▸ Instructions for the task
Repeat every line of the data exactly, but not the pictures.

▸ Extracted data
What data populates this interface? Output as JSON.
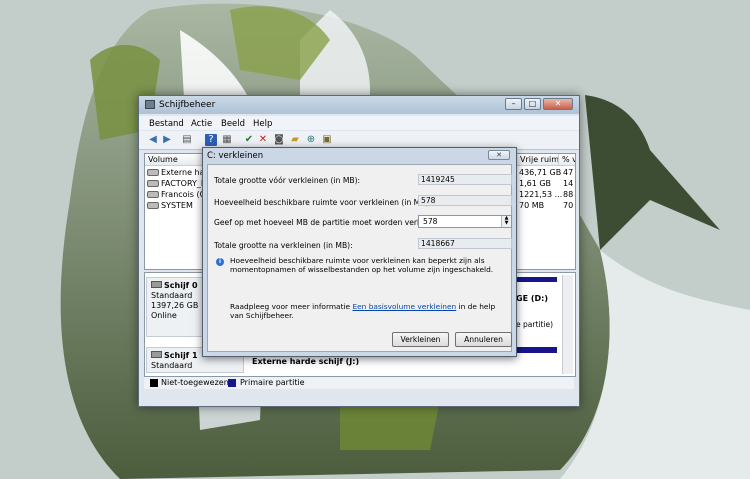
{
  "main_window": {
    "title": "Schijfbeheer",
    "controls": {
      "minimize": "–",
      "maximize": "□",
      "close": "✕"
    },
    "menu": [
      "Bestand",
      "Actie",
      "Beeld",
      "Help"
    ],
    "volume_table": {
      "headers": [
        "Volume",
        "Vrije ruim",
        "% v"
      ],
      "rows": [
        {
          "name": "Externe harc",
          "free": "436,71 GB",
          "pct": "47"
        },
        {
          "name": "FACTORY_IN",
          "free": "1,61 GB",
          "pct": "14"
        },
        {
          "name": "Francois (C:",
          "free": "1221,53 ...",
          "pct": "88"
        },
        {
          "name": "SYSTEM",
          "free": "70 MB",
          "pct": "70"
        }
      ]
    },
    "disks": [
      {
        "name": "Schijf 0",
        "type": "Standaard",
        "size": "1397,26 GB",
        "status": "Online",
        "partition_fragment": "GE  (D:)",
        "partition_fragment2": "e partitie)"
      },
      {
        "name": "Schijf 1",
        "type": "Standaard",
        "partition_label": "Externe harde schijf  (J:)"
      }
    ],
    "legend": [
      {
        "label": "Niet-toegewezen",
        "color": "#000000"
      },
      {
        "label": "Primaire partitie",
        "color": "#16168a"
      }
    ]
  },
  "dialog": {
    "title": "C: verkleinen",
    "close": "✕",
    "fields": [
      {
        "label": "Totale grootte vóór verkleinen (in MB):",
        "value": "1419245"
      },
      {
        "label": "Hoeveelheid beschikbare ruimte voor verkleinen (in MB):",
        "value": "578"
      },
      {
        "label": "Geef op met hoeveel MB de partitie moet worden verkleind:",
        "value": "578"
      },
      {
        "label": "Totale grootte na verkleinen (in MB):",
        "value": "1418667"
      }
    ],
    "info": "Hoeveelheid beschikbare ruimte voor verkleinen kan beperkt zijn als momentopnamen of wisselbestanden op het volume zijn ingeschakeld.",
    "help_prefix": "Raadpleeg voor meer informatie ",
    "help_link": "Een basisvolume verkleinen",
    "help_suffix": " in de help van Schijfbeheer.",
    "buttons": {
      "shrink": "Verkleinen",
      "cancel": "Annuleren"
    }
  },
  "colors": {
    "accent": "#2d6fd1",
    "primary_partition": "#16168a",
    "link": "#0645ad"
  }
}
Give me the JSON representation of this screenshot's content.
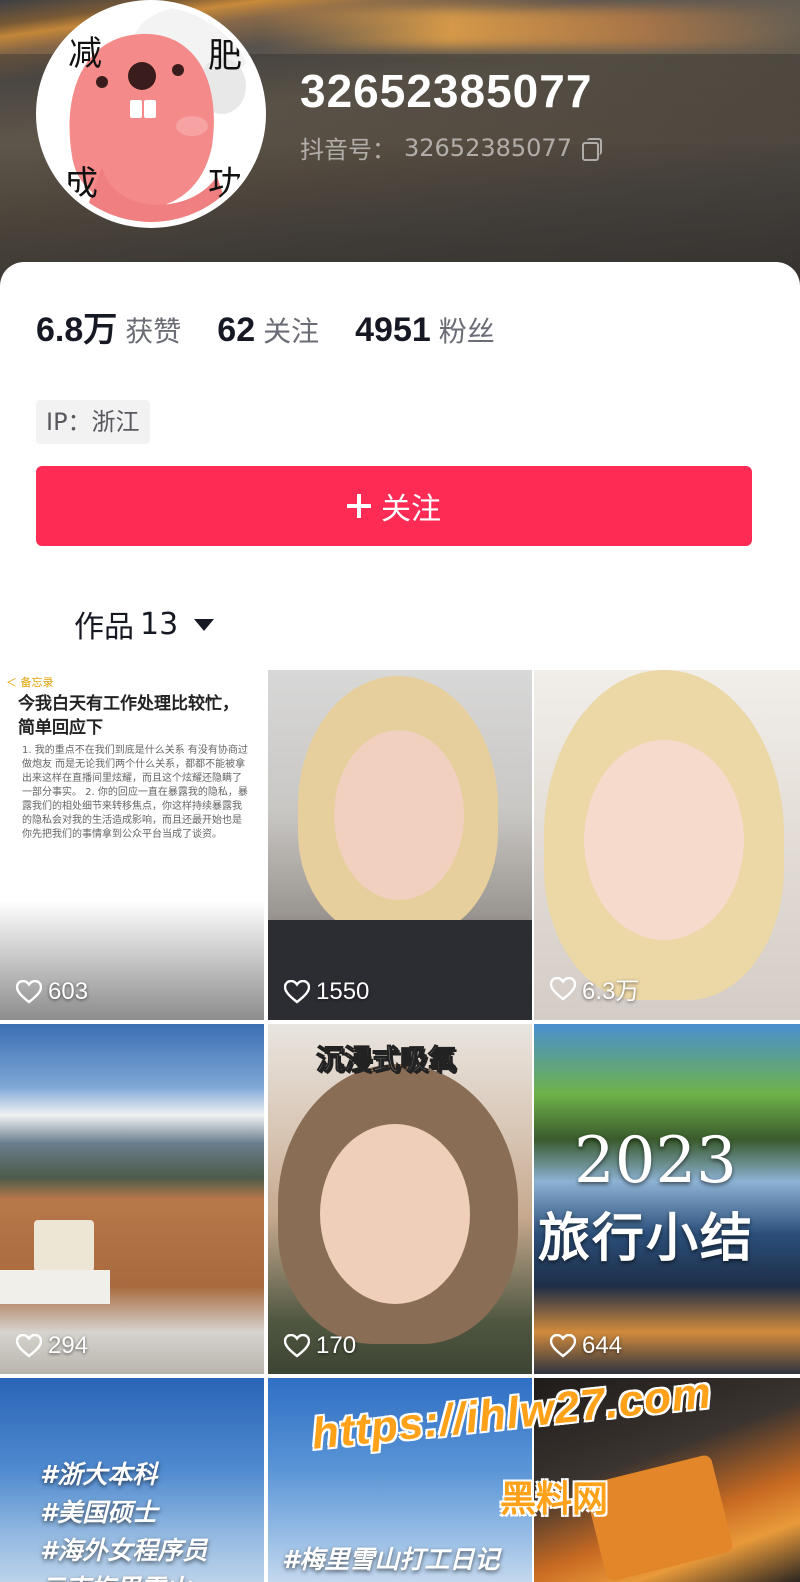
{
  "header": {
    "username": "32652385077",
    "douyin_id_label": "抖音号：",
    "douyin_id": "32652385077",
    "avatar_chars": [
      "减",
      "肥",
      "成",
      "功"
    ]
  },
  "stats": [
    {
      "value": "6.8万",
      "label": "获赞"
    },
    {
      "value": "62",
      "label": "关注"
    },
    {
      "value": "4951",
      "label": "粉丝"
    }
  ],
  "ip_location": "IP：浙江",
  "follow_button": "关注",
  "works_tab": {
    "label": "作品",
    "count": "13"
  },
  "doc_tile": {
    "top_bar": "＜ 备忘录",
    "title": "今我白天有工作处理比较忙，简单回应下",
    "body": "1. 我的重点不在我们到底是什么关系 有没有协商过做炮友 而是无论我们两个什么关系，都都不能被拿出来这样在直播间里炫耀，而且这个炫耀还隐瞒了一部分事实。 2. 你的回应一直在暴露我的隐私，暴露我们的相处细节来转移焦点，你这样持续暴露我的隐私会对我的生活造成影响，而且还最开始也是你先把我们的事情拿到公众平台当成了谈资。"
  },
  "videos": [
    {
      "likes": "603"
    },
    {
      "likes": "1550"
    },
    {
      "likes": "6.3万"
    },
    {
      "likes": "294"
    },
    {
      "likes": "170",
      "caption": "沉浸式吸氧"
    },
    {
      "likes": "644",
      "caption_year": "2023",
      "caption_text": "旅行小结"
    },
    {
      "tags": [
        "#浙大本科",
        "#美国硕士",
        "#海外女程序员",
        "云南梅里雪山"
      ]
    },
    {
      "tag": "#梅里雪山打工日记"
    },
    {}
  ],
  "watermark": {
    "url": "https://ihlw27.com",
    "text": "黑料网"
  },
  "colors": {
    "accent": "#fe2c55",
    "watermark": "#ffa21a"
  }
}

▸ Solution to this task
What data populates this interface? Output as JSON.
{
  "main_window": {
    "title": "Schijfbeheer",
    "controls": {
      "minimize": "–",
      "maximize": "□",
      "close": "✕"
    },
    "menu": [
      "Bestand",
      "Actie",
      "Beeld",
      "Help"
    ],
    "volume_table": {
      "headers": [
        "Volume",
        "Vrije ruim",
        "% v"
      ],
      "rows": [
        {
          "name": "Externe harc",
          "free": "436,71 GB",
          "pct": "47"
        },
        {
          "name": "FACTORY_IN",
          "free": "1,61 GB",
          "pct": "14"
        },
        {
          "name": "Francois (C:",
          "free": "1221,53 ...",
          "pct": "88"
        },
        {
          "name": "SYSTEM",
          "free": "70 MB",
          "pct": "70"
        }
      ]
    },
    "disks": [
      {
        "name": "Schijf 0",
        "type": "Standaard",
        "size": "1397,26 GB",
        "status": "Online",
        "partition_fragment": "GE  (D:)",
        "partition_fragment2": "e partitie)"
      },
      {
        "name": "Schijf 1",
        "type": "Standaard",
        "partition_label": "Externe harde schijf  (J:)"
      }
    ],
    "legend": [
      {
        "label": "Niet-toegewezen",
        "color": "#000000"
      },
      {
        "label": "Primaire partitie",
        "color": "#16168a"
      }
    ]
  },
  "dialog": {
    "title": "C: verkleinen",
    "close": "✕",
    "fields": [
      {
        "label": "Totale grootte vóór verkleinen (in MB):",
        "value": "1419245"
      },
      {
        "label": "Hoeveelheid beschikbare ruimte voor verkleinen (in MB):",
        "value": "578"
      },
      {
        "label": "Geef op met hoeveel MB de partitie moet worden verkleind:",
        "value": "578"
      },
      {
        "label": "Totale grootte na verkleinen (in MB):",
        "value": "1418667"
      }
    ],
    "info": "Hoeveelheid beschikbare ruimte voor verkleinen kan beperkt zijn als momentopnamen of wisselbestanden op het volume zijn ingeschakeld.",
    "help_prefix": "Raadpleeg voor meer informatie ",
    "help_link": "Een basisvolume verkleinen",
    "help_suffix": " in de help van Schijfbeheer.",
    "buttons": {
      "shrink": "Verkleinen",
      "cancel": "Annuleren"
    }
  },
  "colors": {
    "accent": "#2d6fd1",
    "primary_partition": "#16168a",
    "link": "#0645ad"
  }
}
Give me the JSON representation of this screenshot's content.
{
  "header": {
    "username": "32652385077",
    "douyin_id_label": "抖音号：",
    "douyin_id": "32652385077",
    "avatar_chars": [
      "减",
      "肥",
      "成",
      "功"
    ]
  },
  "stats": [
    {
      "value": "6.8万",
      "label": "获赞"
    },
    {
      "value": "62",
      "label": "关注"
    },
    {
      "value": "4951",
      "label": "粉丝"
    }
  ],
  "ip_location": "IP：浙江",
  "follow_button": "关注",
  "works_tab": {
    "label": "作品",
    "count": "13"
  },
  "doc_tile": {
    "top_bar": "＜ 备忘录",
    "title": "今我白天有工作处理比较忙，简单回应下",
    "body": "1. 我的重点不在我们到底是什么关系 有没有协商过做炮友 而是无论我们两个什么关系，都都不能被拿出来这样在直播间里炫耀，而且这个炫耀还隐瞒了一部分事实。 2. 你的回应一直在暴露我的隐私，暴露我们的相处细节来转移焦点，你这样持续暴露我的隐私会对我的生活造成影响，而且还最开始也是你先把我们的事情拿到公众平台当成了谈资。"
  },
  "videos": [
    {
      "likes": "603"
    },
    {
      "likes": "1550"
    },
    {
      "likes": "6.3万"
    },
    {
      "likes": "294"
    },
    {
      "likes": "170",
      "caption": "沉浸式吸氧"
    },
    {
      "likes": "644",
      "caption_year": "2023",
      "caption_text": "旅行小结"
    },
    {
      "tags": [
        "#浙大本科",
        "#美国硕士",
        "#海外女程序员",
        "云南梅里雪山"
      ]
    },
    {
      "tag": "#梅里雪山打工日记"
    },
    {}
  ],
  "watermark": {
    "url": "https://ihlw27.com",
    "text": "黑料网"
  },
  "colors": {
    "accent": "#fe2c55",
    "watermark": "#ffa21a"
  }
}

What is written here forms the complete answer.